NEW YORK, USA, 17 September 2010 – UNICEF Goodwill Ambassador and international figure skating star Yuna Kim brought a message of hope and commitment to the United Nations in New York today, joining in celebrations of the International Day of Peace and appearing in a new video spot on meeting the needs of the world’s most vulnerable children.
|VIDEO: 17 September 2010 - UNICEF correspondent Chris Niles reports on International Day of Peace activities at the United Nations in New York.|
Today’s events took place in advance of next week’s UN High-level Plenary Meeting on the Millennium Development Goals. At the MDG summit, the UN General Assembly will review successes, challenges and action plans related to achieving the goals by their 2015 target date.
“Peace is what enables development and is critical in providing opportunities to young people,” said Ms. Kim. “Efforts to preserve peace are absolutely vital in bringing prosperity and hope for the future.”
‘A better life for every child’
In her new public service announcement, Ms. Kim emphasizes that children are at the heart of the MDGs – including fighting hunger and extreme poverty, reducing child and maternal mortality and eradicating gender inequality, as well as securing primary education for all, stopping the spread of HIV and AIDS, malaria and other diseases, and protecting the environment.
|VIDEO: Watch a new public service announcement with UNICEF Goodwill Ambassador Yuna Kim urging support for achieving the Millennium Development Goals.|
“Building a better life for every child is a lot harder than becoming a world champion,” Ms. Kim says in the PSA. “Both goals take dedication and commitment.”
She goes on to point out that world leaders set forth the eight MDGs in 2000 “so that children and their families in all countries could enjoy the same rights.”
Ms. Kim and others emphasized today that children and adolescents themselves can play a critically important part in the collective push to meet the MDGs by 2015. In fact, the theme of this year’s International Day of Peace – an annual call for a worldwide ceasefire and non-violence – specifically urges global youth to take a stand for peace and development.
|UN Secretary-General Ban Ki-moon (foreground, left) rings the Peace Bell in observance of the International Day of Peace, at UN headquarters in New York.|
During a ceremony marking the day, Ms. Kim joined Secretary-General Ban Ki-moon, UNICEF Executive Director Anthony Lake, UN Messengers of Peace Midori Goto and Elie Wiesel and other dignitaries in the ringing of the symbolic Peace Bell – cast from the coins of more than 60 different countries – outside UN headquarters.
“To many, peace is what enables development and is critical in providing opportunities to young people,” said Ms. Kim at the ceremony. “To some – especially those from regions involved in conflict – peacekeeping and efforts to preserve peace are absolutely vital in bringing prosperity and hope for the future.”
Ms. Kim noted that her own experience as a world-class athlete has helped to open her eyes to many cultures around the world. “Where there is peace, there is sports; where there is sports, there is peace," she said. “Peace is what allows us, especially young people, to dream, go after one’s goals and prepare you for the next challenge in life.”
The role of youth
In his International Day of Peace message Mr. Ban called upon young people to join the struggle for peace and development in the run-up to the MDG deadline. “Help us to work for peace,” he told them. “You are impatient.

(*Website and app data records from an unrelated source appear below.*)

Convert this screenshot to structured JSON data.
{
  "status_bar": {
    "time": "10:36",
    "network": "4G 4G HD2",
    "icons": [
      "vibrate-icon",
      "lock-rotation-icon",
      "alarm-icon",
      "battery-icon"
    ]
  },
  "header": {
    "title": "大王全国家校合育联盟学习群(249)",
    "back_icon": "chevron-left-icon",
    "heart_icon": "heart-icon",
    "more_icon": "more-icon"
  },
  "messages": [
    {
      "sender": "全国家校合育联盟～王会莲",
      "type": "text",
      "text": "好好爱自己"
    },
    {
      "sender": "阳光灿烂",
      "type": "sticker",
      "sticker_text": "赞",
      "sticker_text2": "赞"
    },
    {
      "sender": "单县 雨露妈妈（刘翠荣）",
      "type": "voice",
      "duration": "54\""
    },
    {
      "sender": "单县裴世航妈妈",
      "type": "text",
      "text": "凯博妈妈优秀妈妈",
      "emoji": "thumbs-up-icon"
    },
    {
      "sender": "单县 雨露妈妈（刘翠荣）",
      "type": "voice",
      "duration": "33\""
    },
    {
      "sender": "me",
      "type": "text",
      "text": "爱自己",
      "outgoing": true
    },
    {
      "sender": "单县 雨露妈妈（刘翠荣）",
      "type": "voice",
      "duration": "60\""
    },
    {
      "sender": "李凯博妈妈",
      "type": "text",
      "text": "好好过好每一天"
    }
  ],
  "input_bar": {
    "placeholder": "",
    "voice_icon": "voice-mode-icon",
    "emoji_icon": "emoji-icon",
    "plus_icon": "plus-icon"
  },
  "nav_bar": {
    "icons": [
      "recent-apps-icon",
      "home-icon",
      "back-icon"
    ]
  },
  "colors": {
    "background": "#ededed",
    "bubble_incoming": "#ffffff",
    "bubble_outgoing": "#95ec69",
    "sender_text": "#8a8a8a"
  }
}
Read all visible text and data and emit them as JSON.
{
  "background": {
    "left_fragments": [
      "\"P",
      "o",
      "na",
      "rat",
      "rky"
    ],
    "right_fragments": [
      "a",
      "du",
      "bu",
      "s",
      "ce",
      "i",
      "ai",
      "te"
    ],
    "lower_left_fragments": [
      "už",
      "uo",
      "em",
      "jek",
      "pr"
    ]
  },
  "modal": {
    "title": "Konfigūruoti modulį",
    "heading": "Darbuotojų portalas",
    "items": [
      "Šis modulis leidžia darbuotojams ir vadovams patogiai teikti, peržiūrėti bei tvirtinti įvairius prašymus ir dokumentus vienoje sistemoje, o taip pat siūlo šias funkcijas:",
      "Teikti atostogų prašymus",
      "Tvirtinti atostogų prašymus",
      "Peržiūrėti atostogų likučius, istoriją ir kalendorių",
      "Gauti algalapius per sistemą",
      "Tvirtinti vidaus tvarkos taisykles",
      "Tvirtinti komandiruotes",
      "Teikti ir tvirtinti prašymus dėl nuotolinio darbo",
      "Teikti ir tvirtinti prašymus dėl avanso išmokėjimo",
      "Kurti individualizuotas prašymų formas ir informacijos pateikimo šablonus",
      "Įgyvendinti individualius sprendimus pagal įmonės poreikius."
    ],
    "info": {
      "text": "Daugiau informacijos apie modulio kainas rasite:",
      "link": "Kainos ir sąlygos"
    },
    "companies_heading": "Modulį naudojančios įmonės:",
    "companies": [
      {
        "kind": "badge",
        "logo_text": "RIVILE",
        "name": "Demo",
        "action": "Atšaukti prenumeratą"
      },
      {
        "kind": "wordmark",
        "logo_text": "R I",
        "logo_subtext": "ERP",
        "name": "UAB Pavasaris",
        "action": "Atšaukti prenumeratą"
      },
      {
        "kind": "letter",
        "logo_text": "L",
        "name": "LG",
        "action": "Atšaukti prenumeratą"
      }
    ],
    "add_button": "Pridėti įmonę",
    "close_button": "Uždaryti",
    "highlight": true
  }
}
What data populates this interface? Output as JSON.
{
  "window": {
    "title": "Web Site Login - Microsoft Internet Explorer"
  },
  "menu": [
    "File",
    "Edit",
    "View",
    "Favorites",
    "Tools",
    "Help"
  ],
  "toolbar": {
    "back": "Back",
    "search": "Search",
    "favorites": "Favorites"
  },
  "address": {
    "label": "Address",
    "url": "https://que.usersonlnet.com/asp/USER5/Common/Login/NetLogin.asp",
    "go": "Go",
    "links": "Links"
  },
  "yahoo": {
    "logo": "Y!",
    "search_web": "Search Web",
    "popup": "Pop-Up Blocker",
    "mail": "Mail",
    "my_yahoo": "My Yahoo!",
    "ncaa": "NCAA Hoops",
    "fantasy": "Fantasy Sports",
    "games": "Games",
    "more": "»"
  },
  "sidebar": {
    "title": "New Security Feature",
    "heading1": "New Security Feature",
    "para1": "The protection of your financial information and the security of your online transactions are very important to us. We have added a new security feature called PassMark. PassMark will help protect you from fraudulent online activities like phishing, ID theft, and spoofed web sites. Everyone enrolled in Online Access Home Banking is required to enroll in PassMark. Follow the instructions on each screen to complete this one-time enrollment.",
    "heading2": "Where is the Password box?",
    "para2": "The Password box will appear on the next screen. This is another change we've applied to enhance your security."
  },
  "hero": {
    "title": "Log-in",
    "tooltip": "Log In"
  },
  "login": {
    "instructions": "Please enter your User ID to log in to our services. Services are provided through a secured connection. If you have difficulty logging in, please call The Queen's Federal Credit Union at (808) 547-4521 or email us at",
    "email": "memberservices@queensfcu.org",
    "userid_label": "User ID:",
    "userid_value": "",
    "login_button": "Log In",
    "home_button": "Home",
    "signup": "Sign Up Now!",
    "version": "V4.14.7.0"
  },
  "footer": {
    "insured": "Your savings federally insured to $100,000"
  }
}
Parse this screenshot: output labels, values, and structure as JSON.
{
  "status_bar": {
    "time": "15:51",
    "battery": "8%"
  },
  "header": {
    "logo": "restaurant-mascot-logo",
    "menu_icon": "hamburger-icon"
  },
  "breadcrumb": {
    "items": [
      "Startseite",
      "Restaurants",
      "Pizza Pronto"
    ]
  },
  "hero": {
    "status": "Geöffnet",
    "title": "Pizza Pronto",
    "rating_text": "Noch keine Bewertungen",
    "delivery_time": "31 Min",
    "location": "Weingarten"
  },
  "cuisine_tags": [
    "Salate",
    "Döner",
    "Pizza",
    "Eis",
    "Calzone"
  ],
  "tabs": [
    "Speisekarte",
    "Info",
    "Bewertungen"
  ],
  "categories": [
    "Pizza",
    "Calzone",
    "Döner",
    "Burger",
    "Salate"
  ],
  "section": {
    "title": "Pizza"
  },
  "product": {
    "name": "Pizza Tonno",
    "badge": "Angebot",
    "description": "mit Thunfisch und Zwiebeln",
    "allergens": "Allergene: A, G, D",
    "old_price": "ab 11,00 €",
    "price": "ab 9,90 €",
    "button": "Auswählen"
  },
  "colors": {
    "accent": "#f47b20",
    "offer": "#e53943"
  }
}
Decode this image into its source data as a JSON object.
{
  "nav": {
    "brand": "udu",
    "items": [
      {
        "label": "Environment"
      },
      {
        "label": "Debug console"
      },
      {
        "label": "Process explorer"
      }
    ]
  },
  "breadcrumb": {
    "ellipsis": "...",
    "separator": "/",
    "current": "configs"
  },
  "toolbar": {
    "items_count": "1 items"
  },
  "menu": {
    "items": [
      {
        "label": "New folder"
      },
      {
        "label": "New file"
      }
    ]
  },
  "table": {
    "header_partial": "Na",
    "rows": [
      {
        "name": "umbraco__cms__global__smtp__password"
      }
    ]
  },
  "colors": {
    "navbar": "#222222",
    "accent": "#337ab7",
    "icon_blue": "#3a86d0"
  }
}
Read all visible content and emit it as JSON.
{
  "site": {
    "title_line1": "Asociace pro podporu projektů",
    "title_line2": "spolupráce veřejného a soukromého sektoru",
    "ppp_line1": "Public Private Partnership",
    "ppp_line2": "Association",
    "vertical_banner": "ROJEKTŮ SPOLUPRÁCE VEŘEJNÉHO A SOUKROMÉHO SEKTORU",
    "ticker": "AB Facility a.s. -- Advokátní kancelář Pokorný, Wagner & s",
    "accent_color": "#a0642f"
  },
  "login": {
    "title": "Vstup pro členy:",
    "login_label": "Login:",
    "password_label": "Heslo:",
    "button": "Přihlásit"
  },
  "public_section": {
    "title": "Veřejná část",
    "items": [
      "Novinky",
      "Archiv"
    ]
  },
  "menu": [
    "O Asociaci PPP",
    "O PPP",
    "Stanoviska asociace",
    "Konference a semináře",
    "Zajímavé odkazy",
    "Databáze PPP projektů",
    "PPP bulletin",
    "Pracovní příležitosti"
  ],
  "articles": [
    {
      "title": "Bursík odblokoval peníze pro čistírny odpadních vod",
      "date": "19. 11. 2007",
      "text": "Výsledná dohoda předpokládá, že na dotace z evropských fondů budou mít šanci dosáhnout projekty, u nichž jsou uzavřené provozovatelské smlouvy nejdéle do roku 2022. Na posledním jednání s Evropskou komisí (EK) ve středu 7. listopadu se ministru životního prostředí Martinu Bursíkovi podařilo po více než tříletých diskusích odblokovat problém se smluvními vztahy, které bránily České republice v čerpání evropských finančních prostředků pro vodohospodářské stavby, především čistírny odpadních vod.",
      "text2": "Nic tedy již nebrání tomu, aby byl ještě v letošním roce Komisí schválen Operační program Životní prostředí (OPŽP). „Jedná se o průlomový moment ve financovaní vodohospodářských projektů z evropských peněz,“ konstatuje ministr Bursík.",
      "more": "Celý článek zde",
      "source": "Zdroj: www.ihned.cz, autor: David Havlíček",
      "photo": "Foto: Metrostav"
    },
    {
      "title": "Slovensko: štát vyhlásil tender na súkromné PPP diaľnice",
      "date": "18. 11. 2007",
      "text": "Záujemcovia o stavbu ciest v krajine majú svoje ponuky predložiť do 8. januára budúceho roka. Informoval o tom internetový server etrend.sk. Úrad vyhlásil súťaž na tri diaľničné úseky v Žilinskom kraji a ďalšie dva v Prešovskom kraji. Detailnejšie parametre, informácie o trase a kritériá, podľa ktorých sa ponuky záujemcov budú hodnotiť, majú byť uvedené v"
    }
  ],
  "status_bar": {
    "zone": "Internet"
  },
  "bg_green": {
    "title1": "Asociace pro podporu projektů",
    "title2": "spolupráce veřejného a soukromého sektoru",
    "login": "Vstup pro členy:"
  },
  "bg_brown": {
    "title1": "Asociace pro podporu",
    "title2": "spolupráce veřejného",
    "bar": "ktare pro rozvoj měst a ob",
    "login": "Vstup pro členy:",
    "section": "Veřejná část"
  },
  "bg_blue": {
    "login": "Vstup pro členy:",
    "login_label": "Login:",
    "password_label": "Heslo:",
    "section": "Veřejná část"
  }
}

You see what we, your elders, allow to persist, year after year: poverty and hunger; injustice and impunity; environmental degradation ... Help us fight for peace and prosperity for all.”
|President of the 65th Session of the UN General Assembly Joseph Deiss of Switzerland speaks at the Peace Bell Ceremony in observance of the International Day of Peace. Behind him at right are: (front row, from left) UNICEF Goodwill Ambassador Yuna Kim; Madame Yoo Soon-taek, wife of UN Secretary-General Ban Ki-moon; Secretary-General Ban; UN Messenger of Peace Elie Wiesel; and UN Population Fund Goodwill Ambassador Goedele Liekens.|
Noting that the International Year of Youth began last month, Mr. Ban also called on governments and partners around the world to do more for young people. “Let us give them a world of peace and tolerance,” he said.
After the ceremony, Ms. Kim attended a ‘Youth for Peace and Development’ conference at the UN. She spoke with students from New York and around the globe about the role they can play in educating children, keeping them healthy, offering them protection and working to guarantee their rights.
Ms. Kim joined UNICEF as a Goodwill Ambassador in July. Born in the Republic of Korea in 1990, she began skating at the age of five. She won a gold medal in women’s single skating at the 2010 Olympic Games in Vancouver and is ranked number one in the world by the International Skating Union.